It’s a system not only ripe for abuse, but one in which fraud and abuse has occurred. Take the case of former attorney Wayne Phillips, who pleaded guilty earlier this year in a Pinellas County, Fla., courtroom to stealing more than $85,000 from two elderly clients – one of whom had been his teacher in high school.
“The exploitation and mismanagement of the assets of the elderly and infirm by their court-appointed guardians is a story as old as Florida,” declared the editors of the St. Petersburg Times in September 2003.
Money magazine dubbed it the “gulag of guardianship” back in 1989. Advocates report no meaningful reform has taken place to alter that characterization.
Federal and state agencies and local prosecutors are loath to investigate suspicions of guardianship abuse, say insiders, because there are not enough resources available to back them up if they were to start questioning the system. They don’t want to open a Pandora’s box.
In the eyes of an overburdened court that offers limited oversight, guardians can do no wrong. Probate Judge George Greer, the primary adjudicator in this case, granted most every motion Schiavo put forth, including his request to cremate Terri upon her death, over the objections of her parents, who sought a proper burial according to the family’s Catholic tradition.
Greer is tasked with one other judge to supervise an estimated 6,000 guardianships in Pinellas County that represent $50 million in assets.
He not only allowed Michael Schiavo to file months and years late what are supposed to be prospective annual plans outlining the medical treatment and care proposed for the ward in the coming year, he authorized Schiavo to spend 59 percent of Terri’s medical-care monies on the attorneys he hired to pursue her death.
Florida statute 744, which governs guardianship, holds few requirements for eligibility for people seeking to become guardians.
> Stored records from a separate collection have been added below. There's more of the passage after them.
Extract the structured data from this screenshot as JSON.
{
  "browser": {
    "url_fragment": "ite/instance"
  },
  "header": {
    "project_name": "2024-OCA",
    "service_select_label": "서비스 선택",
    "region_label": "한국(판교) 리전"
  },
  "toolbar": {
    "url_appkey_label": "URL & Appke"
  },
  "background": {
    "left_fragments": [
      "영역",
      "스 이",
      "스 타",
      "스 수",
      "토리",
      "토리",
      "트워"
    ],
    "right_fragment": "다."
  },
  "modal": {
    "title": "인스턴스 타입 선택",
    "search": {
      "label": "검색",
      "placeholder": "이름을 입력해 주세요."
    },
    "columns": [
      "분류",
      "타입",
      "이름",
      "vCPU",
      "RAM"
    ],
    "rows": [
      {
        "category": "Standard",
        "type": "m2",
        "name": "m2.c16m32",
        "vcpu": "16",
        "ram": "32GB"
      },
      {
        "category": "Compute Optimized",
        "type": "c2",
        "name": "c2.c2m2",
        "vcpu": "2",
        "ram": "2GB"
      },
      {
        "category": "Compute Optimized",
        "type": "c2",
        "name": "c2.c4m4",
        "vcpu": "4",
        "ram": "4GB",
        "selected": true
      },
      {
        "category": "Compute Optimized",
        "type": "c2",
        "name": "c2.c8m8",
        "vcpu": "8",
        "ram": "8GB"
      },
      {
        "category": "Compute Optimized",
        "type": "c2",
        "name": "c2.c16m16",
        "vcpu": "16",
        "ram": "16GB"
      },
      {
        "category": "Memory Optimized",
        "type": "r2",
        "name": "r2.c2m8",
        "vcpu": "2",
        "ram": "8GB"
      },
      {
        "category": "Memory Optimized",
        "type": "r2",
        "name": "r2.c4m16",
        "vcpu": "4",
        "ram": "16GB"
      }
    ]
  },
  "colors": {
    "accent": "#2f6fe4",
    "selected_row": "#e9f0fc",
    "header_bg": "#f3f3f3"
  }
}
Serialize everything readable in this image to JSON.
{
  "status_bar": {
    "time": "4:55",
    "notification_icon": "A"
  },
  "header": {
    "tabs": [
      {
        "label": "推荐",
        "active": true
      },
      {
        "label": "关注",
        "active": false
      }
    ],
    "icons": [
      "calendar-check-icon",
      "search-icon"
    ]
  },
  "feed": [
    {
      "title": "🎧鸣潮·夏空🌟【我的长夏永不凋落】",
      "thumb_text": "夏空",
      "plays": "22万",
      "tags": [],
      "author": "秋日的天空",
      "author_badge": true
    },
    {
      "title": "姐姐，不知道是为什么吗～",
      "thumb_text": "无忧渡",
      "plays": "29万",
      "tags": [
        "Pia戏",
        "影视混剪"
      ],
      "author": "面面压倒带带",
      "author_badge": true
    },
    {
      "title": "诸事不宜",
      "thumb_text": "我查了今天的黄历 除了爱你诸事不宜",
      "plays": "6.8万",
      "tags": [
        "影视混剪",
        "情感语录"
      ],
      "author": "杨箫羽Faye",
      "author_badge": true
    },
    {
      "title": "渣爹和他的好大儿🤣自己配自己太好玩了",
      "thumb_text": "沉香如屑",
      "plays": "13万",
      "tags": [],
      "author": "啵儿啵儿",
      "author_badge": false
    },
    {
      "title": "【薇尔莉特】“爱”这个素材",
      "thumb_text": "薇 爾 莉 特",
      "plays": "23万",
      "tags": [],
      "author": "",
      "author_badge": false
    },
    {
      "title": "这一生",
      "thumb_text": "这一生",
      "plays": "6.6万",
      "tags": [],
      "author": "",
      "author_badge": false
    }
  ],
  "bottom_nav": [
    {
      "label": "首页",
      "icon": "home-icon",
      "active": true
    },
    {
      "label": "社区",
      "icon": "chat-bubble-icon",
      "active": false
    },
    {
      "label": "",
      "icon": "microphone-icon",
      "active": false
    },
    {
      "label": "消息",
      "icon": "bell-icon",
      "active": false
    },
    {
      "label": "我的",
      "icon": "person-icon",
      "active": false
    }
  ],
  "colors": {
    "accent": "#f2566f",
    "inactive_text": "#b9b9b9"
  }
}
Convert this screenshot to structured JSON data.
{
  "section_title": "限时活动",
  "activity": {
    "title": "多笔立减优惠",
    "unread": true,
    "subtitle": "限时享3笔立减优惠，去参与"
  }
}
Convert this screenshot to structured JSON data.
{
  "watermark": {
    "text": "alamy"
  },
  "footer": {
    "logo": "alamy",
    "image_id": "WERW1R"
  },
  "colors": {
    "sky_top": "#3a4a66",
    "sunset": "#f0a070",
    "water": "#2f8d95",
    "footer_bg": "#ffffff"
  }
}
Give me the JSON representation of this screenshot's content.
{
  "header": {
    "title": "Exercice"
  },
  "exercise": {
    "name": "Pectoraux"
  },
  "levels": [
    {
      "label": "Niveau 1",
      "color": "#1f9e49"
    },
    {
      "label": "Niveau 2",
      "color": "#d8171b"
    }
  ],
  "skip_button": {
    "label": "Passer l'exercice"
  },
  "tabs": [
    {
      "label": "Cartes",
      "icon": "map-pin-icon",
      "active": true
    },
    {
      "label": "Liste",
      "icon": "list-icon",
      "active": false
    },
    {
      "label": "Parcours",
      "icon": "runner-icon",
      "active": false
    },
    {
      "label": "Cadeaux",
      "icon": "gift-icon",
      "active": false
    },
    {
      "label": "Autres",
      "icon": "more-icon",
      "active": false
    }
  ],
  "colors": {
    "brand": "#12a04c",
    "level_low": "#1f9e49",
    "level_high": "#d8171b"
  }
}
But among these, guardians must have no financial interest in the ward. As heir to his wife’s estate following the malpractice award, he stood to benefit financially from her death. Still, Greer gave him say over Terri’s fate, over the objections of the Schindlers.
Florida statute 744 outlines a list of specific rights reserved for wards that must be respected by their guardians, including the right to counsel, which she neither consistently had over the seven years since Schiavo filed his petition seeking the removal of her feeding tube, nor benefited from during any trial proceedings.
The reserved rights of wards mandated by Florida law also include the right to rehabilitation, which medical records and testimony by her treating physician and some caregivers indicate Terri Schiavo had not received since late 1992.
Yet, the numerous petitions and motions the Schindlers filed arguing Michael Schiavo was not fulfilling his obligations, or was ineligible to serve, as guardian failed to catch Greer’s attention.
On the eve of his daughter’s wedding on Nov. 10, 1984, Bob Schindler reportedly sat in her room and silently wept as she pretended to be asleep. He felt he was losing his little girl.
He could not know her marriage would lead to premature death.